- [Your goal]: Filter the entries beneath this task, copying only the lines that hold the word "Days".

- [Provided data]:
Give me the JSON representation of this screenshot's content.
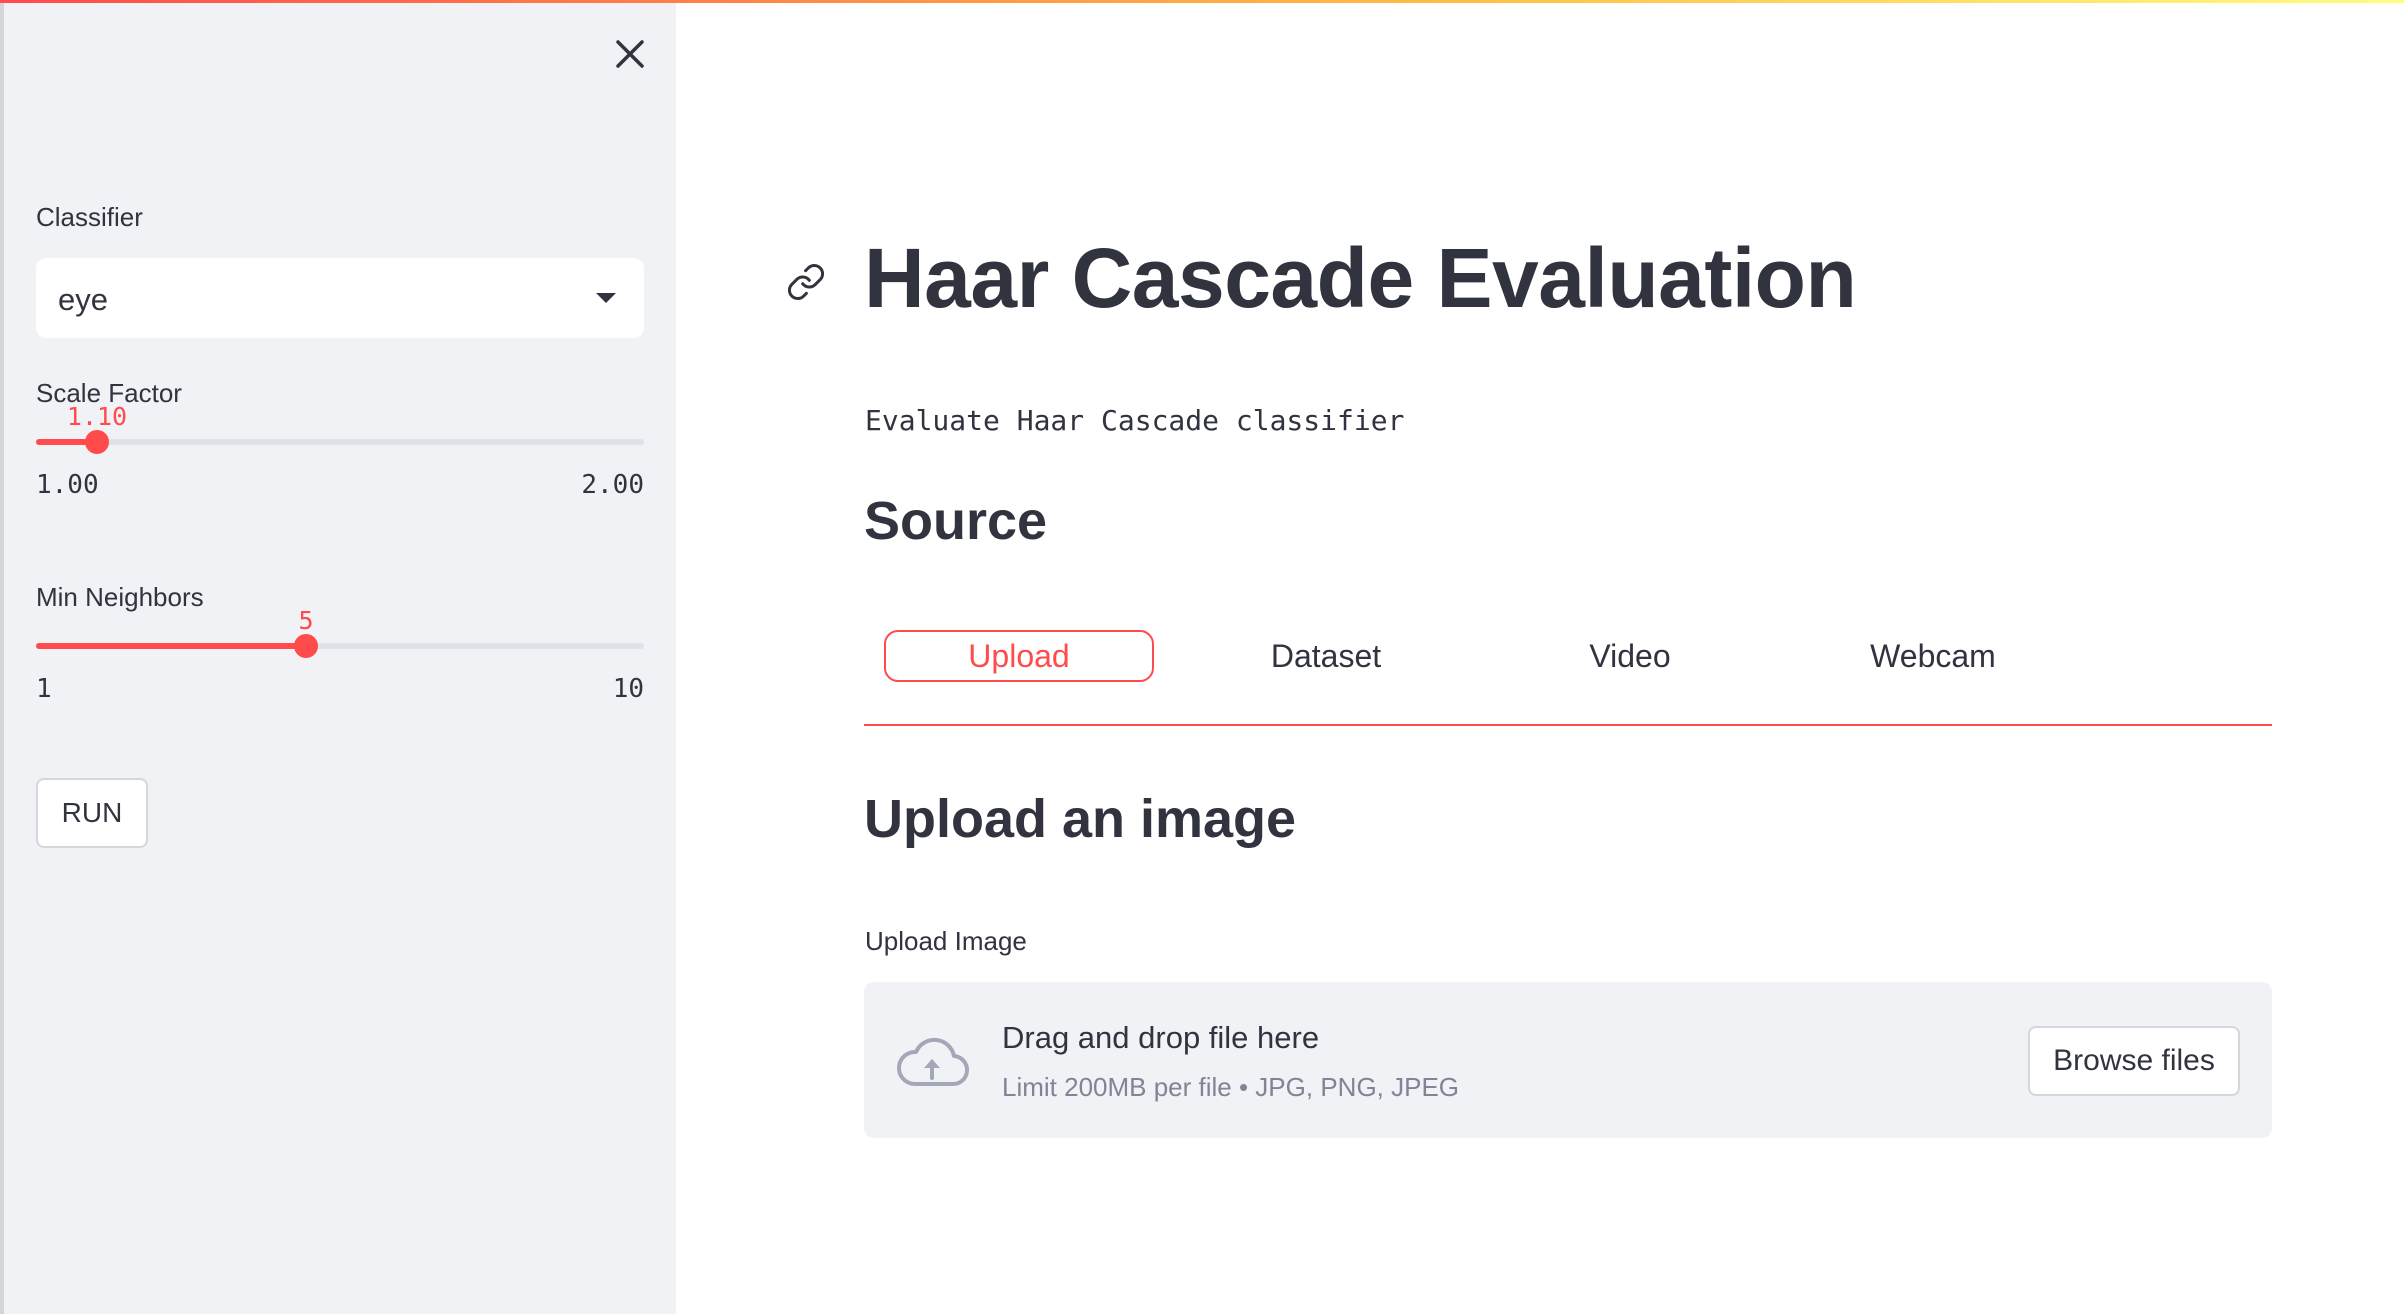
{
  "colors": {
    "primary": "#ff4b4b",
    "text": "#31333f",
    "sidebar_bg": "#f0f2f6",
    "muted": "#808495"
  },
  "sidebar": {
    "close_icon": "close-icon",
    "classifier": {
      "label": "Classifier",
      "value": "eye"
    },
    "scale_factor": {
      "label": "Scale Factor",
      "value": "1.10",
      "min": "1.00",
      "max": "2.00",
      "fraction": 0.1
    },
    "min_neighbors": {
      "label": "Min Neighbors",
      "value": "5",
      "min": "1",
      "max": "10",
      "fraction": 0.444
    },
    "run_label": "RUN"
  },
  "main": {
    "link_icon": "link-icon",
    "title": "Haar Cascade Evaluation",
    "caption": "Evaluate Haar Cascade classifier",
    "source_heading": "Source",
    "tabs": [
      {
        "label": "Upload",
        "active": true
      },
      {
        "label": "Dataset",
        "active": false
      },
      {
        "label": "Video",
        "active": false
      },
      {
        "label": "Webcam",
        "active": false
      }
    ],
    "upload_heading": "Upload an image",
    "uploader": {
      "label": "Upload Image",
      "icon": "cloud-upload-icon",
      "title": "Drag and drop file here",
      "subtitle": "Limit 200MB per file • JPG, PNG, JPEG",
      "browse_label": "Browse files"
    }
  }
}
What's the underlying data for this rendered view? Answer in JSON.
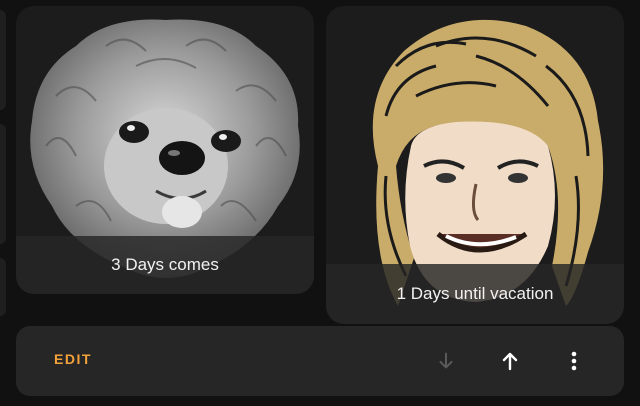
{
  "cards": [
    {
      "caption": "3 Days comes",
      "image": "dog-portrait-image"
    },
    {
      "caption": "1 Days until vacation",
      "image": "boy-portrait-image"
    }
  ],
  "toolbar": {
    "edit_label": "EDIT",
    "icons": [
      "arrow-down-icon",
      "arrow-up-icon",
      "more-vert-icon"
    ]
  },
  "colors": {
    "accent": "#F2A13B",
    "background": "#111111",
    "card": "#1C1C1C",
    "toolbar": "#262626",
    "disabled_icon": "#5A5A5A",
    "icon": "#FFFFFF"
  }
}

- [Exercise output]:
      "caption": "3 Days comes",
      "caption": "1 Days until vacation",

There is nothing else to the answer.